Element data from apps and pages
○ ○ ○ ○ ○ ○ ○
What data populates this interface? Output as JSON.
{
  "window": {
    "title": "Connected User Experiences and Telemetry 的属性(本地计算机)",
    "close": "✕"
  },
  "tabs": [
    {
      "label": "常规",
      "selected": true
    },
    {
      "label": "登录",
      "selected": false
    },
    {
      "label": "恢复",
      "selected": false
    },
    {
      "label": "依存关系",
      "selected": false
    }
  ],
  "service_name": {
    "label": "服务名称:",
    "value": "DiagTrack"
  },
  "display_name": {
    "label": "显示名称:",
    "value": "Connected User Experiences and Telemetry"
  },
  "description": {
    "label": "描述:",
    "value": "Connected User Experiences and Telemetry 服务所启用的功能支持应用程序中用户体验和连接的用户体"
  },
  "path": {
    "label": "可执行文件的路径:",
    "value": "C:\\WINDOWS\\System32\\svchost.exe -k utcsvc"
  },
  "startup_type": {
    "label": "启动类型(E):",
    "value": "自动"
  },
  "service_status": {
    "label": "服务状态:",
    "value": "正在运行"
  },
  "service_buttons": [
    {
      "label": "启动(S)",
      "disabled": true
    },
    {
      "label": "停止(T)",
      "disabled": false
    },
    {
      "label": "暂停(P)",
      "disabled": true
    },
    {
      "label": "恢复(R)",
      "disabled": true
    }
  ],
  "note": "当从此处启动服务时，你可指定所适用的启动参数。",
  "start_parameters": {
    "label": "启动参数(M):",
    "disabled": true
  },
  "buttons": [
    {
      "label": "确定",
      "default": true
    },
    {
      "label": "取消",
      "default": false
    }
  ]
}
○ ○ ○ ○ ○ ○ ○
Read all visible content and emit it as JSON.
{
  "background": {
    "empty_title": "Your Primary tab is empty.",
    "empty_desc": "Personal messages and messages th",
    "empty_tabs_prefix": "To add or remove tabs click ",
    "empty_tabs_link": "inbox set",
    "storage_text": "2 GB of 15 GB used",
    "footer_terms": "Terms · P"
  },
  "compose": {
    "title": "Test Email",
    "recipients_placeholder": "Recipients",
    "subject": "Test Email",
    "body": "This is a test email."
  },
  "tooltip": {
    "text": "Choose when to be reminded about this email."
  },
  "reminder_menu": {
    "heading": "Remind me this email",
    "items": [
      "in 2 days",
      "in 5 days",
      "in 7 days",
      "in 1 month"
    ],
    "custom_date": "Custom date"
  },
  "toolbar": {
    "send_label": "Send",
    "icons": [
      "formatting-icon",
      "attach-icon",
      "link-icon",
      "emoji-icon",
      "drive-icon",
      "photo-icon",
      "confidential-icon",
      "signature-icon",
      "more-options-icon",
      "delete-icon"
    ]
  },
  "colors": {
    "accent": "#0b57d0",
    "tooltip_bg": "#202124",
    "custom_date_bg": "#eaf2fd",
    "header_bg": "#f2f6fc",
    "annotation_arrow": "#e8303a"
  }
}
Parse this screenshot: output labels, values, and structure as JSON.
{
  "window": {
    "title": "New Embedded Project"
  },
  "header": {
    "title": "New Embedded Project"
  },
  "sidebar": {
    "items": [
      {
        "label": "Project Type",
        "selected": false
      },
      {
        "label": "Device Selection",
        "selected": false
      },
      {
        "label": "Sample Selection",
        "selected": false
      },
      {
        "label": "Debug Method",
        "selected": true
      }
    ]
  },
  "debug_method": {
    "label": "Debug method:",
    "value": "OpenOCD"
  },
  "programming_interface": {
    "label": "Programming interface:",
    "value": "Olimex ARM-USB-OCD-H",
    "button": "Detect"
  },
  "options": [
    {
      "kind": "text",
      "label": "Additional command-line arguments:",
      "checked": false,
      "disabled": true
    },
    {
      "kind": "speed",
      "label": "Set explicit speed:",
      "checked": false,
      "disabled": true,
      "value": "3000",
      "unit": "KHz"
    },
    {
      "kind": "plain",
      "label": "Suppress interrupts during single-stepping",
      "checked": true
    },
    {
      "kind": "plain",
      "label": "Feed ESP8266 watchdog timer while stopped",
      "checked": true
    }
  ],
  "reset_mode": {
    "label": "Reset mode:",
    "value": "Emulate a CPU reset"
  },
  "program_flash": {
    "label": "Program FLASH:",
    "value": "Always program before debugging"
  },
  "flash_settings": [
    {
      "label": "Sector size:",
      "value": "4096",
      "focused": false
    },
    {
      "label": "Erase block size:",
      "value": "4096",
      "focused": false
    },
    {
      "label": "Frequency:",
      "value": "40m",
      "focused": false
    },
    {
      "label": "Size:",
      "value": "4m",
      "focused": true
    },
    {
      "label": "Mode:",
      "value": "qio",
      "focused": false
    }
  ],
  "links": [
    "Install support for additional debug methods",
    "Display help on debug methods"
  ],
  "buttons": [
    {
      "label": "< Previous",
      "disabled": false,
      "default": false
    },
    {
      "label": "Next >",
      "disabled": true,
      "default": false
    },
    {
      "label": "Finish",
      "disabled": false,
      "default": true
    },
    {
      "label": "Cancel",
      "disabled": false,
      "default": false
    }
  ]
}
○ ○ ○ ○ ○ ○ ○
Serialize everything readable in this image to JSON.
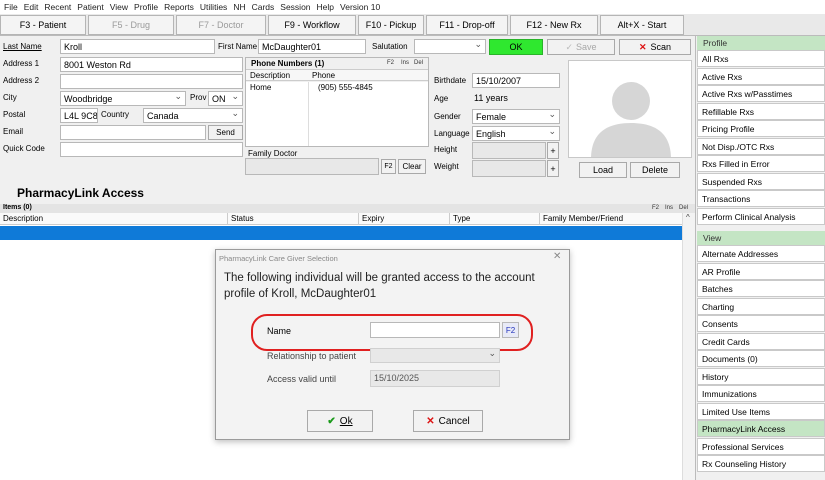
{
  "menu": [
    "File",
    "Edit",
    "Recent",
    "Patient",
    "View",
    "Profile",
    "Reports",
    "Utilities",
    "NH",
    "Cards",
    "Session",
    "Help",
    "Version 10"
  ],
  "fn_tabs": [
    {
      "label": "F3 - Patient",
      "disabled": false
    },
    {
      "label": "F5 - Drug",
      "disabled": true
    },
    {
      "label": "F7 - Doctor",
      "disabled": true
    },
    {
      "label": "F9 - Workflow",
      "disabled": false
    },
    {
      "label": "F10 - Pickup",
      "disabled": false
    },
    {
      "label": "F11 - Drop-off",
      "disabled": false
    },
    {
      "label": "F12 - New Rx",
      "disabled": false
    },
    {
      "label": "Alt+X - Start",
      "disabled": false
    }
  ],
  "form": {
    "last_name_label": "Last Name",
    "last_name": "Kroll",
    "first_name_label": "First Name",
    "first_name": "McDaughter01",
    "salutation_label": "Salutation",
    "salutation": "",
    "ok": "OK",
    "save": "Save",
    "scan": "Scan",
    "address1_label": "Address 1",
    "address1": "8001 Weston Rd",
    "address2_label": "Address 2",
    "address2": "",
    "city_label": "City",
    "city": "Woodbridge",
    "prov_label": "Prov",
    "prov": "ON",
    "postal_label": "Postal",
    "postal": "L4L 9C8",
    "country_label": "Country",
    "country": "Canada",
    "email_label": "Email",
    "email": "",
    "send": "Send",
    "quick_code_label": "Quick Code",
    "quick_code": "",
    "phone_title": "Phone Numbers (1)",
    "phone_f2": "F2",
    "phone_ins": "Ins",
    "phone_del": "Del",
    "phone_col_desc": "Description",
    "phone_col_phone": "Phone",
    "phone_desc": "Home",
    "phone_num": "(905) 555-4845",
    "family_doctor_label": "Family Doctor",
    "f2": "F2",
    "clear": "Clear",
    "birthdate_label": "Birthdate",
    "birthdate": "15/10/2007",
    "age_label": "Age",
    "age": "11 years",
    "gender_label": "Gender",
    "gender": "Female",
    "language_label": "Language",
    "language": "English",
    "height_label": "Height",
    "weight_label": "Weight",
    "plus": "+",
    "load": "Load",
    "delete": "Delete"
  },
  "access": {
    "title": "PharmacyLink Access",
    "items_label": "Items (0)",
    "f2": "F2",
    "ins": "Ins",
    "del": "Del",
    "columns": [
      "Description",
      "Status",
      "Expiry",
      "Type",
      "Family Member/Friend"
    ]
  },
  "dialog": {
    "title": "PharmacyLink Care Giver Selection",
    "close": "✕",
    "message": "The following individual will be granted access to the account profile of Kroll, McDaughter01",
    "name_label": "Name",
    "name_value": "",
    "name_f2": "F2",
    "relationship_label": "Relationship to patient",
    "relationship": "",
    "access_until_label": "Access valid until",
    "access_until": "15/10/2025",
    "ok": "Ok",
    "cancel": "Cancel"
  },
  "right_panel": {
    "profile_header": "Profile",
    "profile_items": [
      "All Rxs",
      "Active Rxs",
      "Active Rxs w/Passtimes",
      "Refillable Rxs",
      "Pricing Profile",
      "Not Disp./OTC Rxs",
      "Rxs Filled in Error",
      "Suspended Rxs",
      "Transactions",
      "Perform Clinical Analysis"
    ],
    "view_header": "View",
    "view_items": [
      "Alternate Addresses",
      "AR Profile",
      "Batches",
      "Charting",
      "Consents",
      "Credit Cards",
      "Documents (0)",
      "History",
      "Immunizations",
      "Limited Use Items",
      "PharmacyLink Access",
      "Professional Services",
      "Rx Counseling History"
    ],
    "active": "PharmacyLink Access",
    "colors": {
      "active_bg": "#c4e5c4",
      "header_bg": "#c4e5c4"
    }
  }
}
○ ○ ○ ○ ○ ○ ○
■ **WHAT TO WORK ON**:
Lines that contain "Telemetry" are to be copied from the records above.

■ **RESULT OF THE TASK**:
    "title": "Connected User Experiences and Telemetry 的属性(本地计算机)",
    "value": "Connected User Experiences and Telemetry"
    "value": "Connected User Experiences and Telemetry 服务所启用的功能支持应用程序中用户体验和连接的用户体"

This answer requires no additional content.